I bought a new MP3 player – one of those tiny-as-a-matchbook things with the processing capability of the Starship Enterprise – and was loading on music when I realised: I seem to have some sort of mild addiction to Nouvelle Vague.
Featuring a revolving cast of husky-voiced chanteuses, this French group takes old punk songs and reworks them into slinky, sexy café-jazz. And I own no less than four of their albums, even though I only liked the first one. I’ve also bought two solo spin-offs.
Guaranteed, when their next mediocre album comes along I will have to possess it. I’ll continue to shell out for Nouvelle Vague ‘product’ until the world ends or my money runs out, whichever comes first.
Because I have an infatuation – probably borderline fetish – with the way French women sound. Those dreamy accents and bored-sounding voices do it for me every time. (What ‘it’ is, I’m not entirely sure, but I certainly don’t want to investigate the matter in a family newspaper…)
It doesn’t really matter what language: they’d sound equally charming in English or French or Mexican gang-banger slang or that stupid idiom invented for Avatar. It doesn’t matter if they’re reciting poetry or singing torch songs or reading aloud from Longford Town Council Planning Regulations 1978 (amended 1994). It doesn’t matter if they’re articulating verbosely on the merits of Sartre, or mumbling and doing that incredibly cool shoulder-rolling shrug that Gallic people do.
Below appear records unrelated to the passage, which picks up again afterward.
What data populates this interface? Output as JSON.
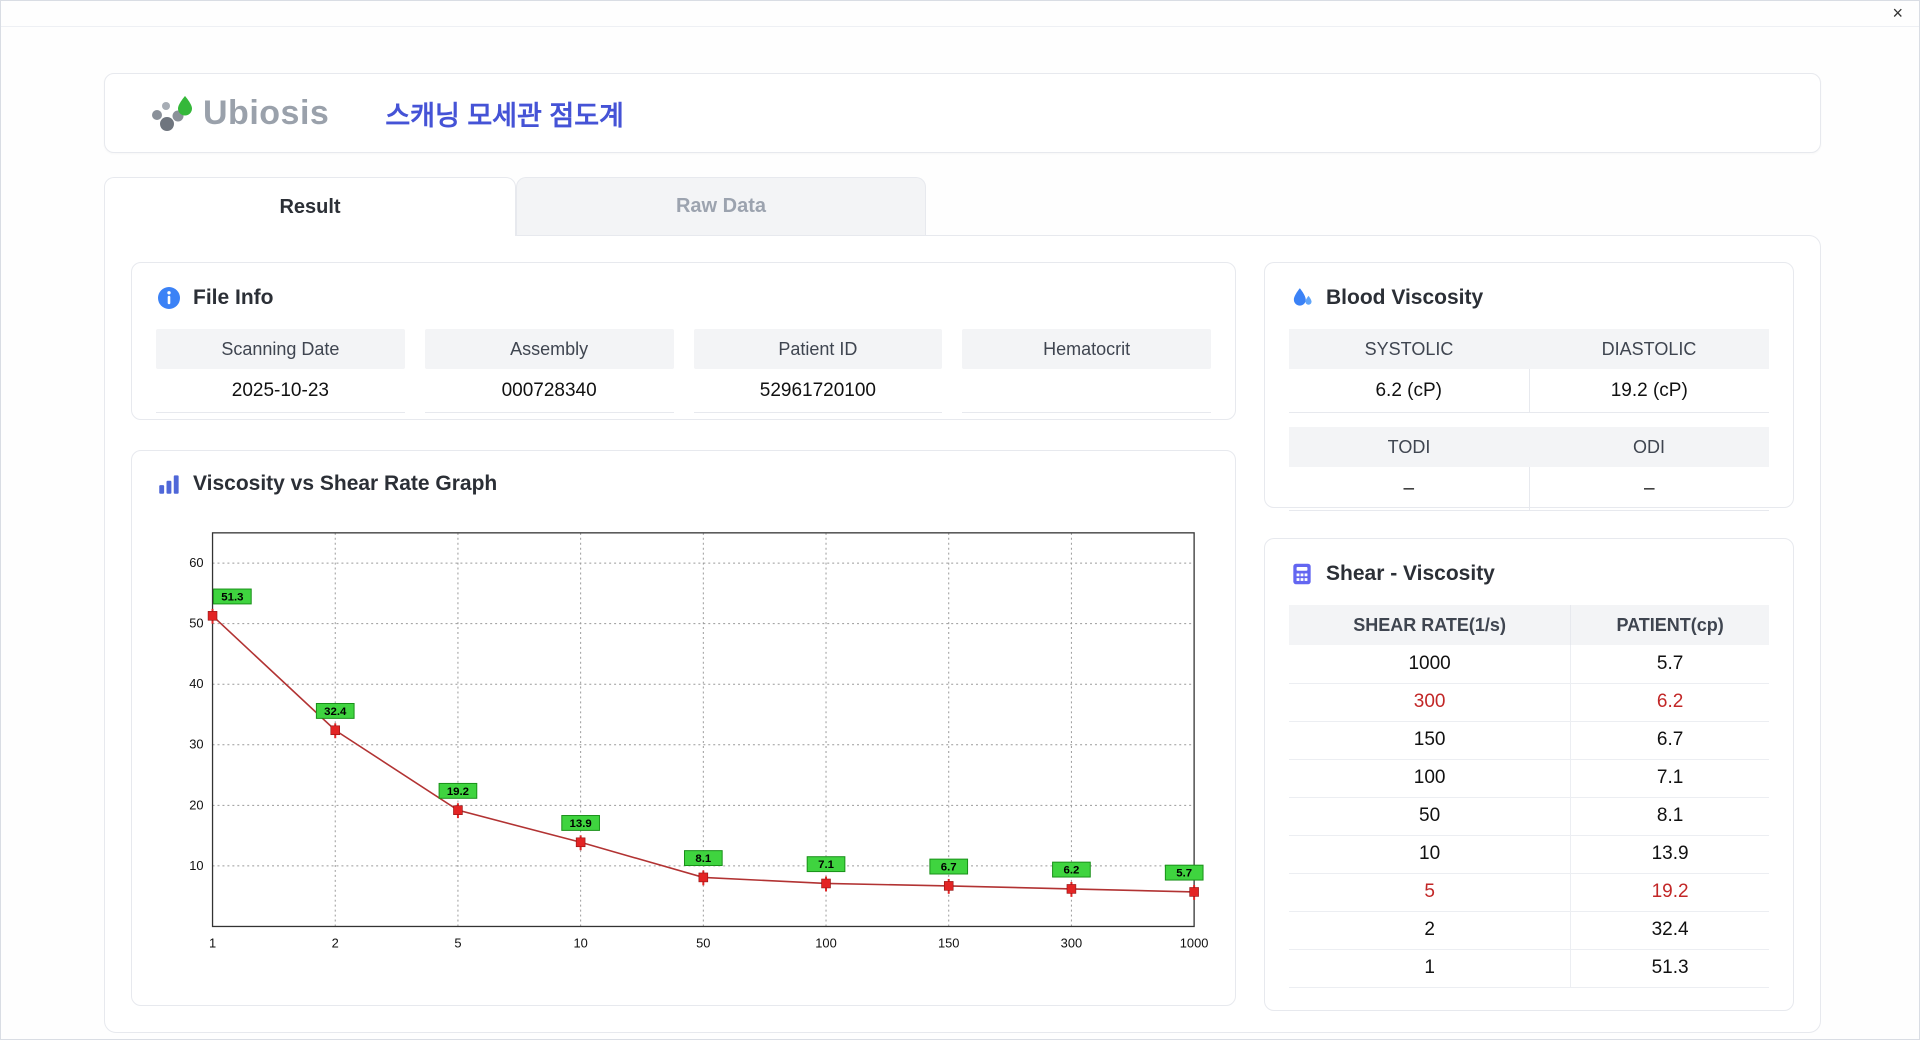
{
  "window": {
    "close_label": "×"
  },
  "header": {
    "brand": "Ubiosis",
    "title": "스캐닝 모세관 점도계"
  },
  "tabs": [
    {
      "label": "Result",
      "active": true
    },
    {
      "label": "Raw Data",
      "active": false
    }
  ],
  "file_info": {
    "title": "File Info",
    "fields": [
      {
        "label": "Scanning Date",
        "value": "2025-10-23"
      },
      {
        "label": "Assembly",
        "value": "000728340"
      },
      {
        "label": "Patient ID",
        "value": "52961720100"
      },
      {
        "label": "Hematocrit",
        "value": ""
      }
    ]
  },
  "blood_viscosity": {
    "title": "Blood Viscosity",
    "rows": [
      {
        "cols": [
          {
            "label": "SYSTOLIC",
            "value": "6.2 (cP)"
          },
          {
            "label": "DIASTOLIC",
            "value": "19.2 (cP)"
          }
        ]
      },
      {
        "cols": [
          {
            "label": "TODI",
            "value": "–"
          },
          {
            "label": "ODI",
            "value": "–"
          }
        ]
      }
    ]
  },
  "graph": {
    "title": "Viscosity vs Shear Rate Graph"
  },
  "shear_table": {
    "title": "Shear - Viscosity",
    "headers": [
      "SHEAR RATE(1/s)",
      "PATIENT(cp)"
    ],
    "rows": [
      {
        "rate": "1000",
        "value": "5.7",
        "highlight": false
      },
      {
        "rate": "300",
        "value": "6.2",
        "highlight": true
      },
      {
        "rate": "150",
        "value": "6.7",
        "highlight": false
      },
      {
        "rate": "100",
        "value": "7.1",
        "highlight": false
      },
      {
        "rate": "50",
        "value": "8.1",
        "highlight": false
      },
      {
        "rate": "10",
        "value": "13.9",
        "highlight": false
      },
      {
        "rate": "5",
        "value": "19.2",
        "highlight": true
      },
      {
        "rate": "2",
        "value": "32.4",
        "highlight": false
      },
      {
        "rate": "1",
        "value": "51.3",
        "highlight": false
      }
    ]
  },
  "chart_data": {
    "type": "line",
    "title": "Viscosity vs Shear Rate Graph",
    "x_labels": [
      "1",
      "2",
      "5",
      "10",
      "50",
      "100",
      "150",
      "300",
      "1000"
    ],
    "values": [
      51.3,
      32.4,
      19.2,
      13.9,
      8.1,
      7.1,
      6.7,
      6.2,
      5.7
    ],
    "yticks": [
      10,
      20,
      30,
      40,
      50,
      60
    ],
    "ylim": [
      0,
      65
    ],
    "xlabel": "",
    "ylabel": "",
    "grid": true,
    "x_scale": "log-categorical",
    "line_color": "#b23333",
    "marker_color": "#e32424",
    "label_bg": "#3fd43f",
    "label_border": "#189018"
  },
  "colors": {
    "accent_blue": "#3b82f6",
    "title_blue": "#4553d6",
    "highlight_red": "#c22727",
    "label_green": "#3fd43f"
  }
}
All that matters, mes amis, is that sounds are being emitted from the mouth of a French woman. That’s all I need. To be honest, that’s all any right-thinking man should need.
My Francophonophilia – yes, that is my own word; feel free to use it – dates back a long time. Freud would probably attribute it to me hearing Vanessa Paradis sing Joe le Taxi on Top of the Pops.
Aged 15 at the time (both me and Vanessa), it was a revelatory moment. “Wow,” I remember thinking. “Are people allowed to sound like that?” With due respect to the girls of my youth, this was not what I was used to hearing.
Va-va-voom went ka-boom…and I was in love, struck by the coup de foudre. Not with Vanessa – that ardour wore off quickly enough – but with the concept of French Woman, specifically how they sound, and remained so ever since.
Is it possible to fall in love with a sound? I’ve managed it, anyhow. It’s an obsession, a compulsion, a beautiful nightmare. It is – as I believe the French have it – an amour fou.
So all those years I’ve told myself that I watched French movies because of their psychological depth and subtle characterisation, I’ve been lying. I watched them so I could gaze on and listen to Sophie Marceau or Emmanuelle Beart.
You think that’s shameful? Ooh la la, it gets worse: I watch France 24 because bad news sounds much more palatable delivered by a French woman with perfect but accented English. I check out that car ad on YouTube to listen to the elegant lady contemplate cuisine and Baudelaire and “zee musst romanteeque cittee in zee world”. I listen to Caroline the agony aunt on French radio station Europe 1, although I haven’t a notion what she’s talking about.
I even patronised a French-owned coffee-house, not only because of their lovely coffee and friendly staff, but just to hear them speak. “Here’s your change, thanks, see you again.” Who would have thought that could sound so much like music?
The silliest thing about all this is that I’ve never even been to France, though I have been to other French-speaking places, but that’s not the same, is it? I mean to go, I will, someday. Head straight to the source, like a medieval pilgrim to Jerusalem.
In the meantime there’s a film reel playing in the back of my mind – black and white, naturellement, with a cool jazz soundtrack. I’m sitting in a chichi little Parisian cafe, opposite a pale French woman with a gamine haircut like an actress from a hip Truffaut movie. She’s wearing a black polo-neck and expression of intense existential angst, chain-smoking and making wild hand gestures as she rants about our tortured love affair.
At the end of her spiel she says, “Well? What do you think?”
I light another filterless Gitane, do a Tipperary version of the shoulder-rolling shrug and reply, “Whatever you say is fine by me.”